The infamous and often dreaded performance review is quite frankly just a part of the environment in most large corporations in 2013. They can be stressful for the employer and the employee. One reason is that managers often intensify the stress by postponing the important conversations and letting them build up. If the only feedback an employee gets is in the form of a six-or-12 month performance review, than it is most likely time to change that approach. Dropping bombs on employees once or twice a year only serves to build up pressure and make feedback sessions feel like indictments. And most importantly, it does little to alter behavior and improve performance and productivity.
Why is the annual review stressful? Managers, simply, don’t want to do it. Employees dread it. The results can be skewed and biased. More feedback should be accessible to give an employee an opportunity to correct the problem if there is one. Corporate jargon, acronyms can often obscure the true meaning of a message. This obtuse language is pervasive in performance reviews.
As some companies flatten out their management hierarchies and encourage more team-work, they’re doing away with traditional top-down, manager-led performance reviews and leaning more heavily on the rank-and-file for evaluations. Some are using online technology to provide their workforce with more performance reviews throughout the year. Leading organizations will start to move toward more bottom-up feedback, recognition and rewards. Budgets will shift from traditional, top-down-determined, annual merit increases and incentive compensation to bottom-up, event-specific and more frequent rewards. As one Wall Street Journal article points out, the new approach is going to be more effective. The new breed of feedback is aided by a growing number of employee-recognition software programs and social networks that enable workers to post quick real-time comments, sometimes anonymously; solicit “how am I doing?” feedback; or post praise or recognition for a colleague.
The long and the short of it is, however, that performance views are still very much a part of the work environment, so learn how to prepare for them effectively. Document your achievements and list anything you want to discuss at the review. If you have not kept track of your achievements, you may have to spend some time figuring out what you have accomplished since your last review, and most importantly, how your employer has benefited, i.e. increased profits, grown the client roster, maintained older clients, etc. If you feel you have received an unfair review, you should consider responding to it. You should first try to discuss the review with the person who did it. Make sure, however, that you have interpreted your review objectively.

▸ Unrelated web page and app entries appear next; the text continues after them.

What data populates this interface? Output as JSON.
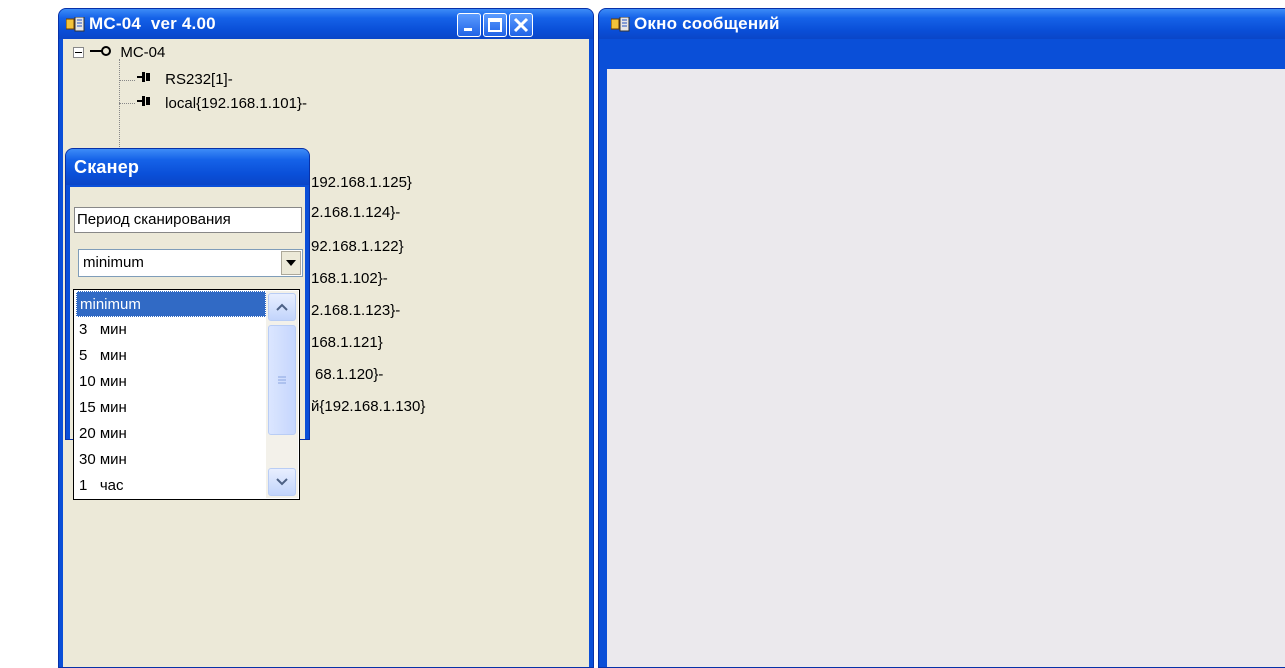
{
  "left_window": {
    "title": "МС-04  ver 4.00",
    "tree": [
      {
        "label": "МС-04"
      },
      {
        "label": "RS232[1]-"
      },
      {
        "label": "local{192.168.1.101}-"
      },
      {
        "label": "192.168.1.125}"
      },
      {
        "label": "2.168.1.124}-"
      },
      {
        "label": "92.168.1.122}"
      },
      {
        "label": "168.1.102}-"
      },
      {
        "label": "2.168.1.123}-"
      },
      {
        "label": "168.1.121}"
      },
      {
        "label": "68.1.120}-"
      },
      {
        "label": "й{192.168.1.130}"
      }
    ]
  },
  "right_window": {
    "title": "Окно сообщений"
  },
  "scanner": {
    "title": "Сканер",
    "period_label": "Период сканирования",
    "selected_value": "minimum",
    "options": [
      "minimum",
      "3   мин",
      "5   мин",
      "10 мин",
      "15 мин",
      "20 мин",
      "30 мин",
      "1   час"
    ]
  }
}
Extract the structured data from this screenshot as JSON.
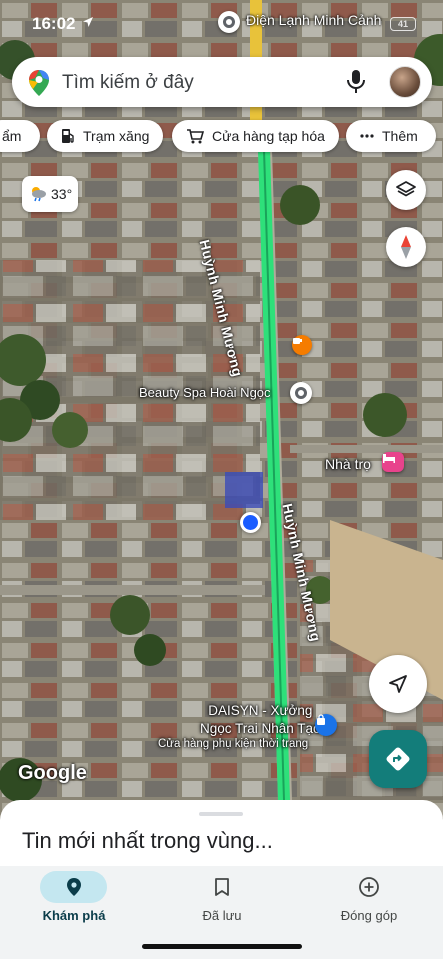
{
  "status_bar": {
    "time": "16:02",
    "battery": "41"
  },
  "search": {
    "placeholder": "Tìm kiếm ở đây"
  },
  "chips": [
    {
      "label": "ẩm",
      "icon": "none"
    },
    {
      "label": "Trạm xăng",
      "icon": "gas-station-icon"
    },
    {
      "label": "Cửa hàng tạp hóa",
      "icon": "cart-icon"
    },
    {
      "label": "Thêm",
      "icon": "more-icon"
    }
  ],
  "weather": {
    "temperature": "33°",
    "icon": "partly-cloudy-rain-icon"
  },
  "map": {
    "places": [
      {
        "name": "Điện Lạnh Minh Cảnh",
        "type": "generic-pin"
      },
      {
        "name": "Beauty Spa Hoài Ngọc",
        "type": "generic-pin"
      },
      {
        "name": "Nhà trọ",
        "type": "hotel-pin"
      },
      {
        "name": "DAISYN - Xưởng\nNgọc Trai Nhân Tạo",
        "type": "shop-pin"
      },
      {
        "name": "Cửa hàng phụ kiện thời trang",
        "type": "subtitle"
      }
    ],
    "streets": [
      "Huỳnh Minh Mương",
      "Huỳnh Minh Mương"
    ],
    "route_color": "#2ee07a",
    "my_location_color": "#1a5cff",
    "watermark": "Google"
  },
  "sheet": {
    "title": "Tin mới nhất trong vùng..."
  },
  "nav": [
    {
      "label": "Khám phá",
      "icon": "explore-pin-icon",
      "active": true
    },
    {
      "label": "Đã lưu",
      "icon": "bookmark-icon",
      "active": false
    },
    {
      "label": "Đóng góp",
      "icon": "add-circle-icon",
      "active": false
    }
  ],
  "colors": {
    "accent": "#137d7a",
    "active_nav_bg": "#c4e7f0"
  }
}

Was the criticism fair? In the end, it is always best to regard your review as a learning opportunity. Take away information that may be valuable to your future – be it good or bad?
Source: “Here is Why We All Hate the Annual Performance Review.” TLNT. Web. 15 Jan. 2013.